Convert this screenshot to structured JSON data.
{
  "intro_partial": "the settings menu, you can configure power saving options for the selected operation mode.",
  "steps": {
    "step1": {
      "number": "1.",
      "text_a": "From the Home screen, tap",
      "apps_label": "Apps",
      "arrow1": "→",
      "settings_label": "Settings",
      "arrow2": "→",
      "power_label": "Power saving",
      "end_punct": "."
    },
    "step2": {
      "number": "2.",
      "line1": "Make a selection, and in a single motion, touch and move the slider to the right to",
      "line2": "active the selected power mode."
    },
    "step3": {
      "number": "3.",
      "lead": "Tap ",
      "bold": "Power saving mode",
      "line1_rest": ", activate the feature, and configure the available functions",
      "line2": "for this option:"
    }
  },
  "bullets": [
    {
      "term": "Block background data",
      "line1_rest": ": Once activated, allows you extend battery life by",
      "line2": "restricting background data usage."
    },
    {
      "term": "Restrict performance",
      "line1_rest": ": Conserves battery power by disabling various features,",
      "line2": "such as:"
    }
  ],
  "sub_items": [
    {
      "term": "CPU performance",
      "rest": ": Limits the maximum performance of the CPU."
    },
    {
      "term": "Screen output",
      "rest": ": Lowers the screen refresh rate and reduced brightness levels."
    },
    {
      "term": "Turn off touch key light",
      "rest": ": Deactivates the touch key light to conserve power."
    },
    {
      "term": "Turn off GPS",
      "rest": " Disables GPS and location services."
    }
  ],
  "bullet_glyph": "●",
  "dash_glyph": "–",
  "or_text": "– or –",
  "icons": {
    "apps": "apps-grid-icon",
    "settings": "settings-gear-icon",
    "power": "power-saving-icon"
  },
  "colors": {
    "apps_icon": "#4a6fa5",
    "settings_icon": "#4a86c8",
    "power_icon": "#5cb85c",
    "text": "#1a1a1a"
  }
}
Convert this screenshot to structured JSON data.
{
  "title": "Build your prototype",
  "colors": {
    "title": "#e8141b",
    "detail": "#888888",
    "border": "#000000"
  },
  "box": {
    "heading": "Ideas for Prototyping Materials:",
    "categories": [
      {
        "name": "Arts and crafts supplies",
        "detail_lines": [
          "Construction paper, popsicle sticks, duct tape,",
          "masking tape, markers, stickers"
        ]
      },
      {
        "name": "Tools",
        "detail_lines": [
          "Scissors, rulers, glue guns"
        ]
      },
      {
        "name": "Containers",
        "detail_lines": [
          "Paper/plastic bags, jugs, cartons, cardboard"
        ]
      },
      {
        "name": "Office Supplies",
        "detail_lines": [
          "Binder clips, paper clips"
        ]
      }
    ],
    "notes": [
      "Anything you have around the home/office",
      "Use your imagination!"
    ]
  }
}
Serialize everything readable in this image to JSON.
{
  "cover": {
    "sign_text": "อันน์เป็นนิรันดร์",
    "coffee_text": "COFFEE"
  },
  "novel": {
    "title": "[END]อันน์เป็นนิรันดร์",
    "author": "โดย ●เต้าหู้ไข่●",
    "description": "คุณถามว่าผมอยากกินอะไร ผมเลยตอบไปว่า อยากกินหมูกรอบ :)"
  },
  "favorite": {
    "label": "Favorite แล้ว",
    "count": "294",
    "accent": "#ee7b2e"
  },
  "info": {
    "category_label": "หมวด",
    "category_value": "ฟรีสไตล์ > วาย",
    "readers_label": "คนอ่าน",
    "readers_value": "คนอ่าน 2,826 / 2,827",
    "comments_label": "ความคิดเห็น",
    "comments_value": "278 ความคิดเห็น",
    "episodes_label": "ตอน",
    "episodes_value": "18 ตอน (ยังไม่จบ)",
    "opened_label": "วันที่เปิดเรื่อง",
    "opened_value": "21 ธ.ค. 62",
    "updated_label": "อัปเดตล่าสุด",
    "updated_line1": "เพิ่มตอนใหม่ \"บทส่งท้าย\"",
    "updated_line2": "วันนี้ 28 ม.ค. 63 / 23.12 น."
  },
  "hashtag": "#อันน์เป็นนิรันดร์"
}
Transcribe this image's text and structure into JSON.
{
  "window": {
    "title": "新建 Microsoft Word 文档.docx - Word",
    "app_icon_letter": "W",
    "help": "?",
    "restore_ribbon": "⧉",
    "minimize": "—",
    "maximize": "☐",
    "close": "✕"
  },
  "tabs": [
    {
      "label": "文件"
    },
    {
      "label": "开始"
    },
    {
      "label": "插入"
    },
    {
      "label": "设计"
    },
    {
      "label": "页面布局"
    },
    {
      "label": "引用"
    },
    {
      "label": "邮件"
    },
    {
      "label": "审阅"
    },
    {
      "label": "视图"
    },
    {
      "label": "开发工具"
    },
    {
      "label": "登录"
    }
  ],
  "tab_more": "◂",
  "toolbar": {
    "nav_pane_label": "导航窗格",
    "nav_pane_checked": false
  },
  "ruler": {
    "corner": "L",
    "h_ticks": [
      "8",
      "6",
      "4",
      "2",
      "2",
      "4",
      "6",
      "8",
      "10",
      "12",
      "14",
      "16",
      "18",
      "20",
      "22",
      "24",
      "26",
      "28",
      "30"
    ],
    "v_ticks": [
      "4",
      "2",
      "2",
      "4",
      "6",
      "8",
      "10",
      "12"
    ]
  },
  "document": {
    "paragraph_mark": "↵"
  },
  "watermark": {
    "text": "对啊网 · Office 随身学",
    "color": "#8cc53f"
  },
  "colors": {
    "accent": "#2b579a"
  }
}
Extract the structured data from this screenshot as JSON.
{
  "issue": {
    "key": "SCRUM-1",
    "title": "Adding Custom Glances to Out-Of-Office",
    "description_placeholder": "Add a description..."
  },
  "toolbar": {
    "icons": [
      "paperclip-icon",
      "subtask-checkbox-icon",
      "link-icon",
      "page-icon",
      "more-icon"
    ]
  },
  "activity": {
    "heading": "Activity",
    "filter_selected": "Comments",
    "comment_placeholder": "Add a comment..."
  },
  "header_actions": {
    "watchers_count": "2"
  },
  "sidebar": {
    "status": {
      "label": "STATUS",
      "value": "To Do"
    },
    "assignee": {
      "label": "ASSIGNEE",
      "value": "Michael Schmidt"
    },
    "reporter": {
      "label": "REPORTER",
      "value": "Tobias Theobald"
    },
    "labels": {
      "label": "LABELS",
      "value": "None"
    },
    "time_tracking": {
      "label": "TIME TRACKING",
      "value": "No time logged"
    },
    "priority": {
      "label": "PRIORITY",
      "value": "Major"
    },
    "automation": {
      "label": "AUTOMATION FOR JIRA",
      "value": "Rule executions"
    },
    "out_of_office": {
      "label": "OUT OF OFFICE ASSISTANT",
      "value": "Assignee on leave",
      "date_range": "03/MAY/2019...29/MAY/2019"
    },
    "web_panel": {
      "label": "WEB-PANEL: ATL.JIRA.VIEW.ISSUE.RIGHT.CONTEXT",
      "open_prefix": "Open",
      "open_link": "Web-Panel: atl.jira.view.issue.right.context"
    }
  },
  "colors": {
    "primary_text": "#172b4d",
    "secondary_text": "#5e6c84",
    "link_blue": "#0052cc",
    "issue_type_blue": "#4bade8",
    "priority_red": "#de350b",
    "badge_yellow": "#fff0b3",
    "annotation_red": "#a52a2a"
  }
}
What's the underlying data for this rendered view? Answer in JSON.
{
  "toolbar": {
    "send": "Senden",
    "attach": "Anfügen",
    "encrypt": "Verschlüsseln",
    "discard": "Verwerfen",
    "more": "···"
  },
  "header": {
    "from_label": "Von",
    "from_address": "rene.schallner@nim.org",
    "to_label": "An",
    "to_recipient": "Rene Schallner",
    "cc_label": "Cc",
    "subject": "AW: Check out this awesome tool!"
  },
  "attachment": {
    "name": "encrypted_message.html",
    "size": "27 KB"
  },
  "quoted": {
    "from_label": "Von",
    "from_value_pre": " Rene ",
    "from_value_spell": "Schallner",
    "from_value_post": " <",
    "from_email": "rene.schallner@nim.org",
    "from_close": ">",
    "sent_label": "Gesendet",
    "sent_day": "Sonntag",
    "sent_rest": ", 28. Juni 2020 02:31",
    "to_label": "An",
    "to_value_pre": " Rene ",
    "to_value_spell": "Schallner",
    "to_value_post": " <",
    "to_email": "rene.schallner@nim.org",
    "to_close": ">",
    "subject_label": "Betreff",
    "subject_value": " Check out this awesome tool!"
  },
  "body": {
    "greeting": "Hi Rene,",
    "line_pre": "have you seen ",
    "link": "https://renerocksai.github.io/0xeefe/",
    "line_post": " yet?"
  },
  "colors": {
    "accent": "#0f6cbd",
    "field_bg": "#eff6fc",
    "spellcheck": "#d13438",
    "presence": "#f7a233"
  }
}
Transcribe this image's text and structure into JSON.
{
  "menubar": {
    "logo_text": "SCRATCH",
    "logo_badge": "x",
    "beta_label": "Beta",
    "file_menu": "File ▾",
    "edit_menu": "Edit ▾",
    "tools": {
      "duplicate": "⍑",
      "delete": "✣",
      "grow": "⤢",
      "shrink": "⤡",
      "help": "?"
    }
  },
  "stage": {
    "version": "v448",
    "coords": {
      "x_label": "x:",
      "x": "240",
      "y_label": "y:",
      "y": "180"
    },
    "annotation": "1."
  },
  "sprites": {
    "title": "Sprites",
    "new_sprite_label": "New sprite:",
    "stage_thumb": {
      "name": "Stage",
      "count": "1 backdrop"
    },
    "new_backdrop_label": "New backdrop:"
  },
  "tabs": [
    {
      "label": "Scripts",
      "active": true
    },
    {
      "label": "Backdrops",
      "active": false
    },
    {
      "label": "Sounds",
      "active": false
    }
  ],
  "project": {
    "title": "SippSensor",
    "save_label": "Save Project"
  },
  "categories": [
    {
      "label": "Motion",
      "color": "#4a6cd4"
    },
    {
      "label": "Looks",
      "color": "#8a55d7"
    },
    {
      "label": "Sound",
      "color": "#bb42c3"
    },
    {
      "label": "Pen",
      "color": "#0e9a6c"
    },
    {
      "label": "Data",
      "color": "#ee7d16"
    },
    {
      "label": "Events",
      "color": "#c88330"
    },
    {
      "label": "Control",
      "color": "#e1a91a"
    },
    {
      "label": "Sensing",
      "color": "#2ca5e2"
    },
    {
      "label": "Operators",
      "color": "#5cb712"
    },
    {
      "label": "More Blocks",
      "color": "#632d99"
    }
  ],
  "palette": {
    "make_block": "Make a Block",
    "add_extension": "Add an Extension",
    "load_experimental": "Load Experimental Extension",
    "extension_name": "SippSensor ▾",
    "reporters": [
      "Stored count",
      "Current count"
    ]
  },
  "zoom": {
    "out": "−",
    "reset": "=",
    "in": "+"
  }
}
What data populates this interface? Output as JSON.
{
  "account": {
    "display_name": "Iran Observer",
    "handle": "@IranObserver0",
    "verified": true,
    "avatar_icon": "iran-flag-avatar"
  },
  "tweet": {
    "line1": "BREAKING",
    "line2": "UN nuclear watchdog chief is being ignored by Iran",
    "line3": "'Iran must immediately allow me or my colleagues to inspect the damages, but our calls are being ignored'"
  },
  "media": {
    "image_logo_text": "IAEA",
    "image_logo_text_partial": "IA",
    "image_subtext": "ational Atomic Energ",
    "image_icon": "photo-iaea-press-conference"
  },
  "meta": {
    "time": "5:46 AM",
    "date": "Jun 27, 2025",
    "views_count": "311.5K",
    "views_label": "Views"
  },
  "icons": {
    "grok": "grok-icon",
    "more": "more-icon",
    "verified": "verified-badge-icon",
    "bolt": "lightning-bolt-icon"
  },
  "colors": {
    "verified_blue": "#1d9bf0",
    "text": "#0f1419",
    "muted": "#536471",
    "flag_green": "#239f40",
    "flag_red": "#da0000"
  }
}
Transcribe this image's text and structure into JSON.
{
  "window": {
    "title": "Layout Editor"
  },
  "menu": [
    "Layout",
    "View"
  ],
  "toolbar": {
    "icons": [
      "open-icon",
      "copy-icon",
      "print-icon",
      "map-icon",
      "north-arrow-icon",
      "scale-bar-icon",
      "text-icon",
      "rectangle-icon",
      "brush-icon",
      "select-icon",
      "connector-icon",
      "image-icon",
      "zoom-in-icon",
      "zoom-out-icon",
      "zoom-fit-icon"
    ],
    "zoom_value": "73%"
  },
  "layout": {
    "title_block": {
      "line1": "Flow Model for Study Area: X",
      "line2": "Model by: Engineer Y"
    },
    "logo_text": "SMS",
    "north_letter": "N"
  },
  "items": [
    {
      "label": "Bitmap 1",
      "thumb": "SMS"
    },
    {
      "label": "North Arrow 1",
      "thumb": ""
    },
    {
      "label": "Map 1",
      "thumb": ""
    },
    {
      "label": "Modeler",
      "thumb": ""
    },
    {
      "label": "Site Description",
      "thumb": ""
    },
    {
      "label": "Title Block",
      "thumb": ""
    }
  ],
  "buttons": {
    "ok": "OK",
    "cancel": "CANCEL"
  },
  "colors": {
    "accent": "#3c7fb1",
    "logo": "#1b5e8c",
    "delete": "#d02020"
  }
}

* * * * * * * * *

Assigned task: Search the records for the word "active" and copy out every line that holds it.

Written solution:
      "line2": "active the selected power mode."
      "active": true
      "active": false
      "active": false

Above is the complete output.